As a final comment on this past weekend’s CCEF conference, I want to briefly mention Ed Welch’s new book, Running Scared: Fear, worry, and the God of Rest (Greensboro, NC: New Growth Press, 2007). All conference attendees got a free copy. Here are a couple of my observations about the book:
1. It is 30 chapters. You don’t have to read them in a linear fashion although they do build on each other. They have a meditative/reflective nature to them.
2. The book is really about worry. If you struggle with panic attacks, you won’t find helpful solutions. In fact, he does a brief put down of the cognitive-behavioral techniques.

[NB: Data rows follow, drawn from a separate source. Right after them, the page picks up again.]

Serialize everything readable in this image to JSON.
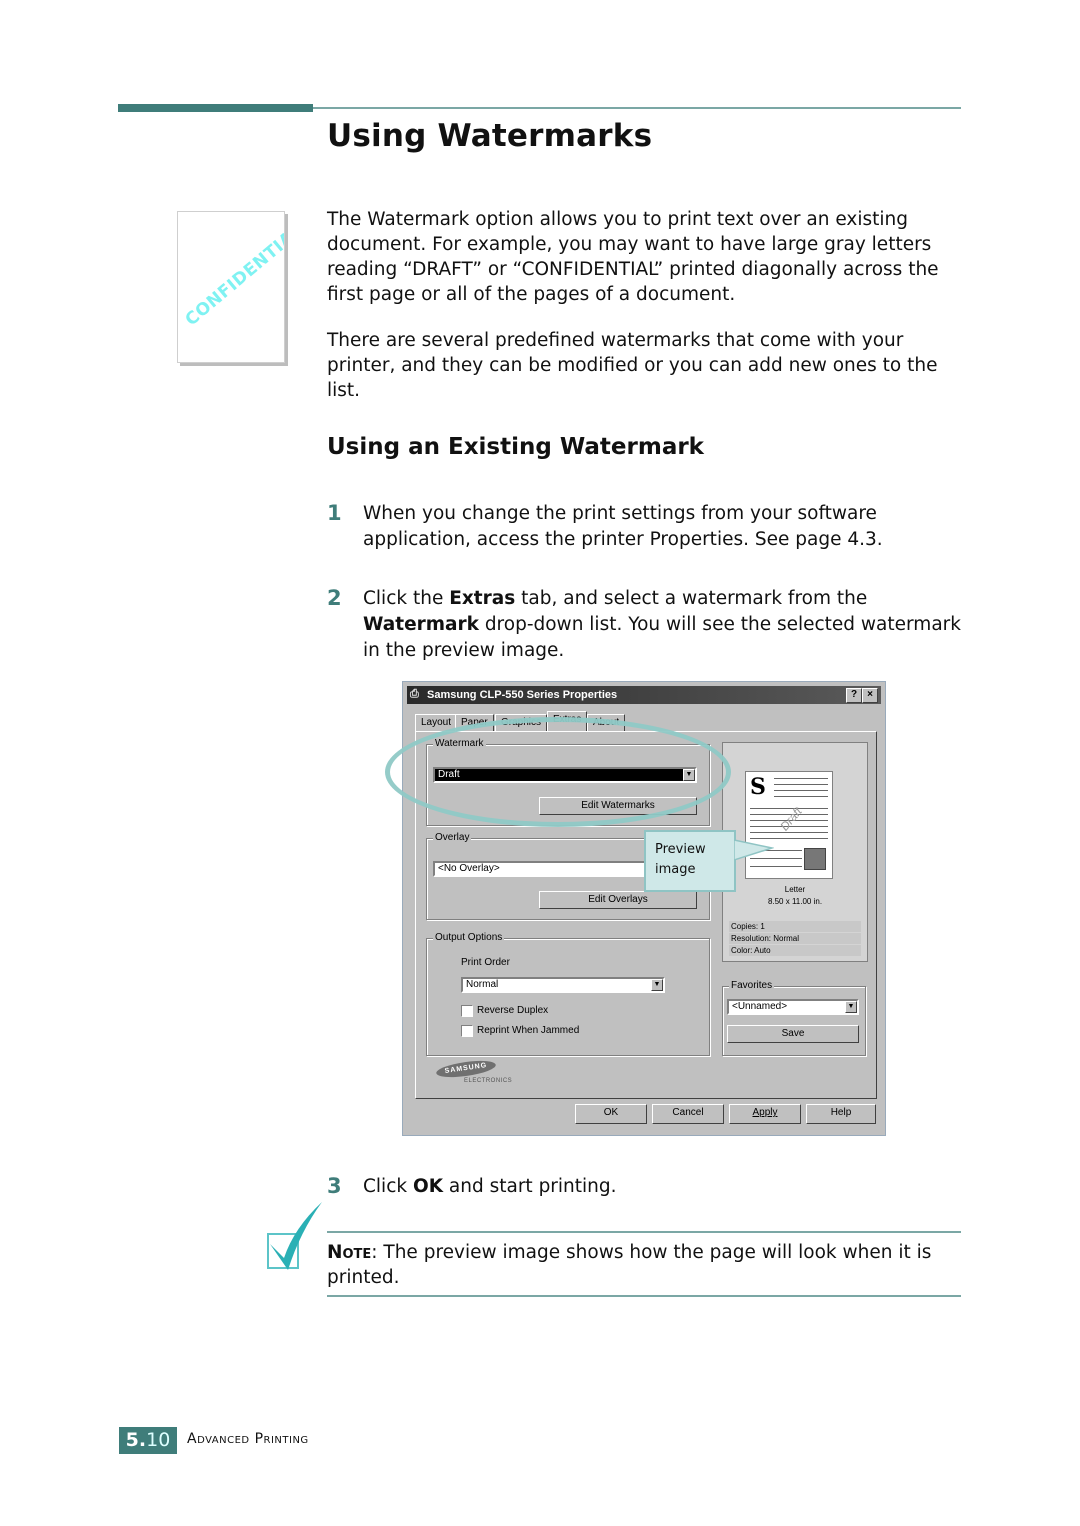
{
  "header": {
    "title": "Using Watermarks",
    "subtitle": "Using an Existing Watermark"
  },
  "thumbnail": {
    "watermark_text": "CONFIDENTIAL"
  },
  "intro": [
    "The Watermark option allows you to print text over an existing document. For example, you may want to have large gray letters reading “DRAFT” or “CONFIDENTIAL” printed diagonally across the first page or all of the pages of a document.",
    "There are several predefined watermarks that come with your printer, and they can be modified or you can add new ones to the list."
  ],
  "steps": [
    {
      "num": "1",
      "text": "When you change the print settings from your software application, access the printer Properties. See page 4.3."
    },
    {
      "num": "2",
      "pre": "Click the ",
      "b1": "Extras",
      "mid": " tab, and select a watermark from the ",
      "b2": "Watermark",
      "post": " drop-down list. You will see the selected watermark in the preview image."
    },
    {
      "num": "3",
      "pre": "Click ",
      "b1": "OK",
      "post": " and start printing."
    }
  ],
  "dialog": {
    "title": "Samsung CLP-550 Series Properties",
    "help_btn": "?",
    "close_btn": "×",
    "tabs": [
      "Layout",
      "Paper",
      "Graphics",
      "Extras",
      "About"
    ],
    "active_tab": "Extras",
    "watermark": {
      "label": "Watermark",
      "value": "Draft",
      "edit_btn": "Edit Watermarks"
    },
    "overlay": {
      "label": "Overlay",
      "value": "<No Overlay>",
      "edit_btn": "Edit Overlays"
    },
    "output": {
      "label": "Output Options",
      "print_order_label": "Print Order",
      "print_order_value": "Normal",
      "reverse_duplex": {
        "label": "Reverse Duplex",
        "checked": false
      },
      "reprint_jammed": {
        "label": "Reprint When Jammed",
        "checked": false
      }
    },
    "preview": {
      "watermark_text": "Draft",
      "paper": "Letter",
      "size": "8.50 x 11.00 in.",
      "info": [
        "Copies: 1",
        "Resolution: Normal",
        "Color: Auto"
      ]
    },
    "favorites": {
      "label": "Favorites",
      "value": "<Unnamed>",
      "save_btn": "Save"
    },
    "logo": {
      "brand": "SAMSUNG",
      "sub": "ELECTRONICS"
    },
    "buttons": {
      "ok": "OK",
      "cancel": "Cancel",
      "apply": "Apply",
      "help": "Help"
    }
  },
  "callout": {
    "line1": "Preview",
    "line2": "image"
  },
  "note": {
    "label": "Note",
    "text": ": The preview image shows how the page will look when it is printed."
  },
  "footer": {
    "chapter": "5.",
    "page": "10",
    "section": "Advanced Printing"
  },
  "colors": {
    "accent": "#3f7d7a",
    "callout_bg": "#cfe8e8",
    "highlight_ring": "#8fc9c6",
    "thumb_watermark": "#7ff2f2"
  }
}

On the one hand, he is right that these don’t ultimately give us peace, on the other hand–sometimes they help us get through a moment.
3. He does a nice job surveying the kinds of worries that overtake us and the common responses (control, perfectionism, anger, stress, depression, overprotection, etc.)
4. What does your fear say? Ed considers a few of the common messages (e.g., I am in danger, I am vulnerable, I need and might not get…). He also points to the overemphasis of the future in all worry. Worriers, he says, live in the future (and see it in minute gory detail). Seldom does our worry come true as we thought and so much of our worry is that of false prophets–proclaiming something as nearly already happened that only is a possibility.
5. The book is pastoral. I hear Ed’s voice in this as soft and knowing. I think this book reads like his voice more than any other of his works. He reminds us that Jesus speaks tenderly when he calls us to not fear. He talks to us like a shepherd would talk to a little lamb.
6. Yes, God tests our faith and yet he is also very generous. In order for us to be rescued from danger, there has to be danger. He is near. He hears. He tests us. He gives us grace for today. He delivers (ch. 9).
7. The rest of the book details how we deal with fears about money, what people think of us, about death, pain, and punishment, and ends with a focus on “peace be with you.”
All in all, a good read for those wanting to meditate on something other than their own fears. This is especially a good read on those feeling guilty and judged because of their fear and lack of faith. You get a picture of a very generous God who knows your fear and is near. If you are looking for very practical steps (what do I do this afternoon about…) you probably won’t get ready answers, though I think you could do the work to apply some of the principles to your daily life.
Good book Ed.